Special measures means the Department of Education will step in and replace governors and senior members of staff, if deemed necessary.
The educational rating of two of the schools was deemed outstanding by inspectors, as recently as last year in the case of Oldknow Academy.
Nansen primary school was graded between good and satisfactory in its last Ofsted report, in November 2010, ITV News understands.
Some of the comments from Ofsted at the time highlighted the strong links to local neighbourhoods, as well as global links to a school in Pakistan.
There are strong links with local neighbourhood groups, businesses and the
mosque, and plenty of extended links nationally and globally to enhance pupils'
understanding of different cultures, for example, with a school in Pakistan.
Park View School
Park View was rated outstanding in its most recent inspection in January 2012 and warmly praised by Ofsted.
Academic results at the school were well above the national average, all the more impressive considering the catchment area is Alum Rock, a deprived area inside Birmingham where 70% of children are eligible for free school meals. Among the comments from inspectors:
Students make excellent progress in their spiritual, moral, social and cultural
There is a wide range of opportunities for spiritual development, for
example, through the well attended voluntary Friday prayers meeting.
Assemblies and tutorials promote a very strong sense of pride in the school community. This contributes very well to students' keen understanding of their rights and responsibilities, and they are profoundly aware of how their actions can affect others.

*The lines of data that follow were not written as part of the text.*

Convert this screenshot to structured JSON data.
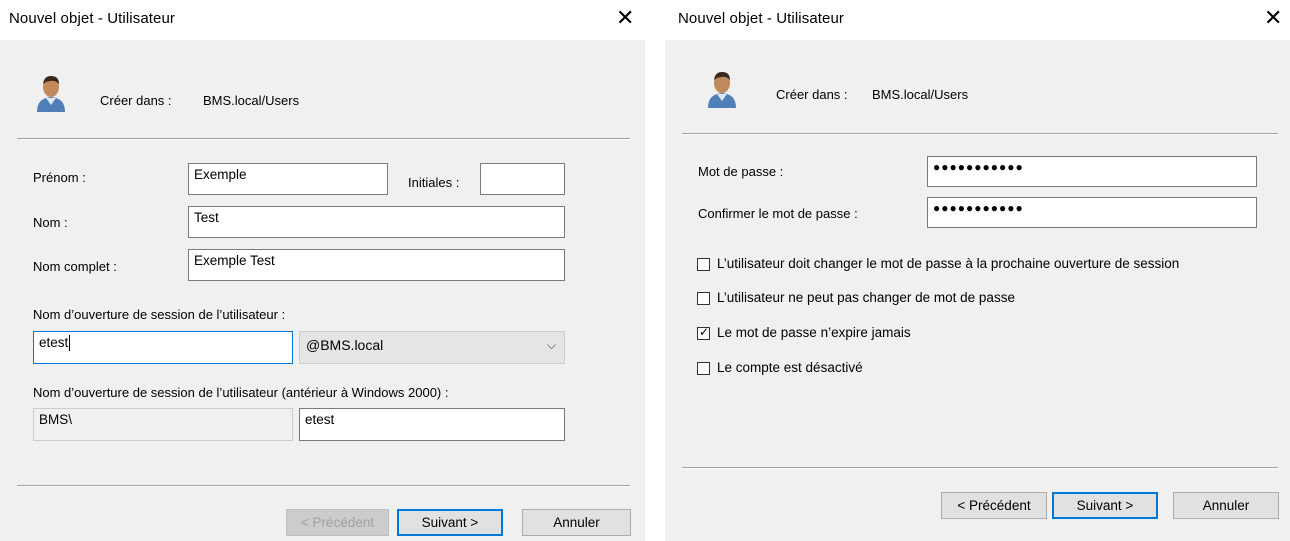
{
  "dialog1": {
    "title": "Nouvel objet - Utilisateur",
    "create_in_label": "Créer dans :",
    "create_in_value": "BMS.local/Users",
    "firstname_label": "Prénom :",
    "firstname_value": "Exemple",
    "initials_label": "Initiales :",
    "initials_value": "",
    "lastname_label": "Nom :",
    "lastname_value": "Test",
    "fullname_label": "Nom complet :",
    "fullname_value": "Exemple Test",
    "logon_label": "Nom d’ouverture de session de l’utilisateur :",
    "logon_value": "etest",
    "domain_value": "@BMS.local",
    "prewin_label": "Nom d’ouverture de session de l’utilisateur (antérieur à Windows 2000) :",
    "prewin_domain": "BMS\\",
    "prewin_value": "etest",
    "btn_prev": "< Précédent",
    "btn_next": "Suivant >",
    "btn_cancel": "Annuler"
  },
  "dialog2": {
    "title": "Nouvel objet - Utilisateur",
    "create_in_label": "Créer dans :",
    "create_in_value": "BMS.local/Users",
    "password_label": "Mot de passe :",
    "password_value": "●●●●●●●●●●●",
    "confirm_label": "Confirmer le mot de passe :",
    "confirm_value": "●●●●●●●●●●●",
    "checkboxes": [
      {
        "label": "L’utilisateur doit changer le mot de passe à la prochaine ouverture de session",
        "checked": false
      },
      {
        "label": "L’utilisateur ne peut pas changer de mot de passe",
        "checked": false
      },
      {
        "label": "Le mot de passe n’expire jamais",
        "checked": true
      },
      {
        "label": "Le compte est désactivé",
        "checked": false
      }
    ],
    "btn_prev": "< Précédent",
    "btn_next": "Suivant >",
    "btn_cancel": "Annuler"
  },
  "icons": {
    "close": "close-icon",
    "user": "user-icon",
    "dropdown": "chevron-down-icon",
    "check": "check-icon"
  },
  "glyphs": {
    "close": "✕",
    "chevron": "⌵",
    "check": "✓"
  }
}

Oldknow Academy was rated outstanding by Ofsted inspectors in January last year. Among the many things the partly state funded academy was praised for was the specialist Arabic instruction it provided.
The academy is constantly seeking ways to improve the range and quality of the subjects and topics taught. All pupils are taught Arabic by specialist teachers.
The way in which the academy respects different faiths and cultures, for example, by ensuring there are separate changing rooms and single-sex physical education lessons, is greatly appreciated by parents and the wider community.
Ofsted also praises the use of pupil premium funding (when a school receives extra money to raise the attainment of its poorest students) to pay for a number of cultural trips, including some to Saudi Arabia.
Funding is also used to subsidise uniforms, trips and even large-scale trips, such as the ones to Saudi Arabia, to ensure that any pupil is able to participate.